“While tourists on all-inclusive holidays would have no need to worry, others should take more cash in euros with them in case the supply of drachma was not yet fully guaranteed throughout Greece,” Markus Bruchmueller, a product manager for TUI Germany, said in an interview published on the group’s website on Friday.
A TUI Germany spokeswoman said the advice came after its travel agents reported a surge in questions from nervous customers on what would happen if Greece were to exit the euro zone and reintroduce its old national currency.
“Since the elections at the start of May and the whole debate about Greece leaving the euro zone started up again, customers who are booked on trips to Greece, or even just thinking about it, are worried about what will happen to their money,” spokeswoman Anja Braun told Reuters on Friday.
Tourism is a key source of income for Greece, accounting for about a fifth of gross domestic product, and helped narrow Greece’s current account gap to 9.8 percent of GDP in 2011.
However, on Friday, the country’s central bank said tourism income had dropped 15 percent in the first quarter, with fewer holidaymakers from Germany and Britain, Greece’s biggest tourist markets.

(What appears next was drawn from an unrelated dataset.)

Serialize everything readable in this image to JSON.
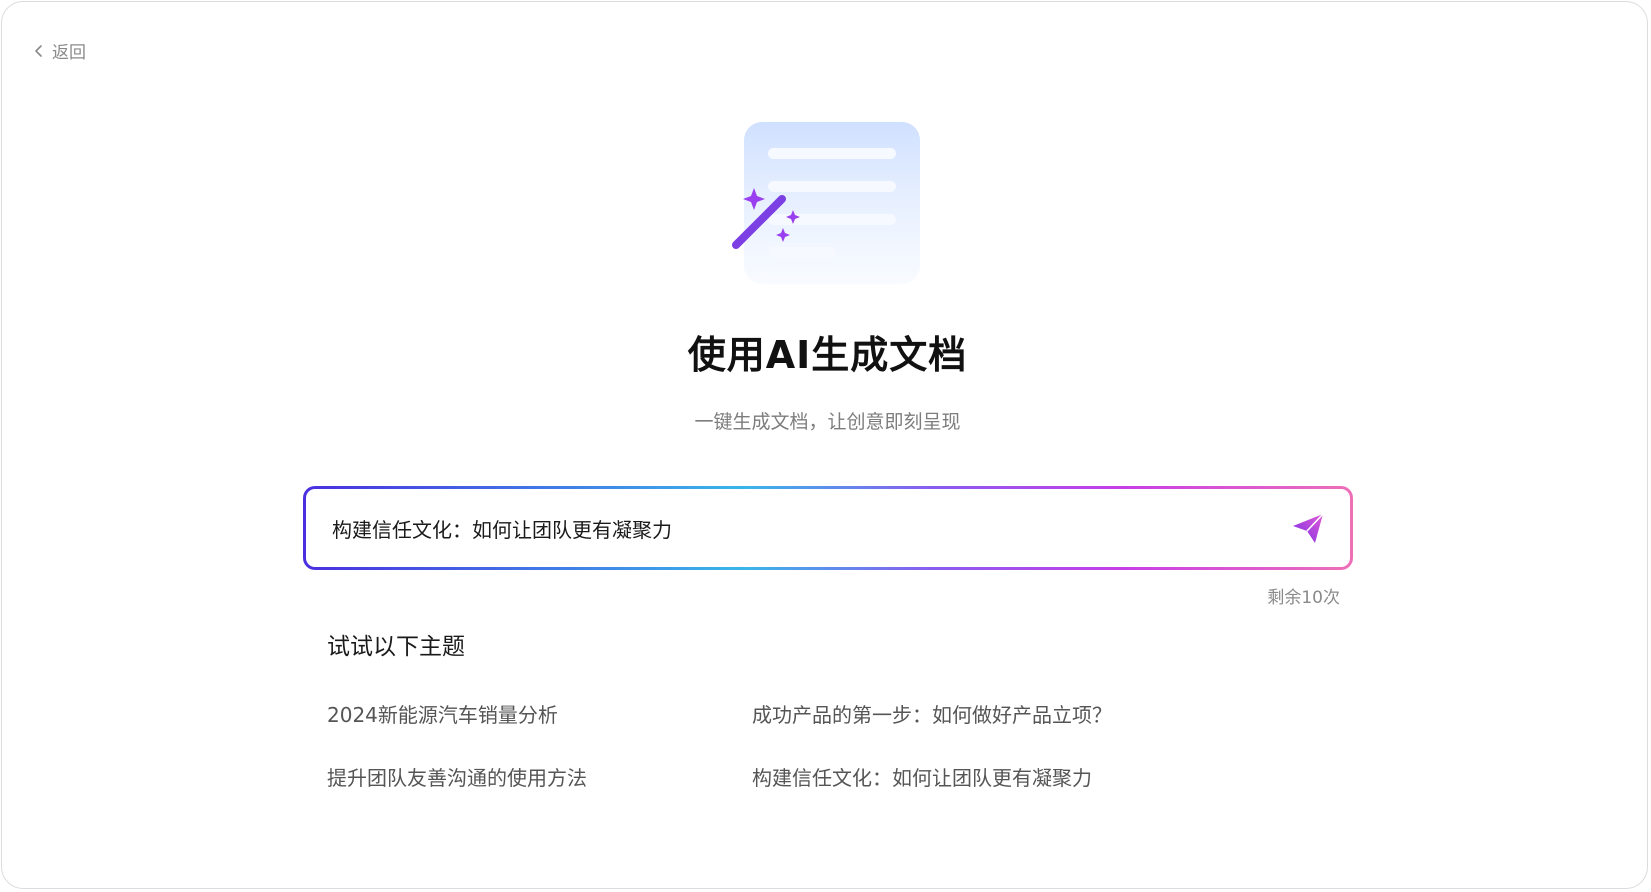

Travel firms and airlines in Europe’s largest economy have reported bookings down by a third in recent weeks, as scenes of violence from the capital Athens and a report of an attack on a man suspected of being German have prompted sun-seeking Germans to book holidays in Spain or Turkey instead.
Along with offering discounts, rival firms such as TUI Germany, Thomas Cook Germany (TCG.L) and Rewe have even clubbed together to take out joint adverts in the trade press, extolling the qualities of Greece.
“It’s an important destination for us,” TUI’s Braun said. “There is no reason not to go to Greece. They are waiting with open arms for German tourists.”
She said TUI Germany even held its annual sales event in Greece this year, meaning its travel agents could now tell customers first-hand what the situation was like.
For tour operators, Bruchmueller said in the interview, the return of the drachma would lead to contract renegotiations with hoteliers.
“But even after a reintroduction of the drachma, the euro would still be a basis for cooperation in the tourism industry,” he said, adding that advance payments to hoteliers in Egypt and Tunisia, for example, are linked to the euro.
TUI Germany is part of TUI Travel TT.L, Europe’s largest tour operator. The group is controlled by TUI AG (TUIGn.DE).
Earlier this week, a Barclays economist warned that should Greece leave the euro zone, tourists could face food and fuel shortages, and that limits could be put on the amounts of money travellers would be allowed to take in and out of the country.
Reporting by Victoria Bryan; Editing by Catherine Evans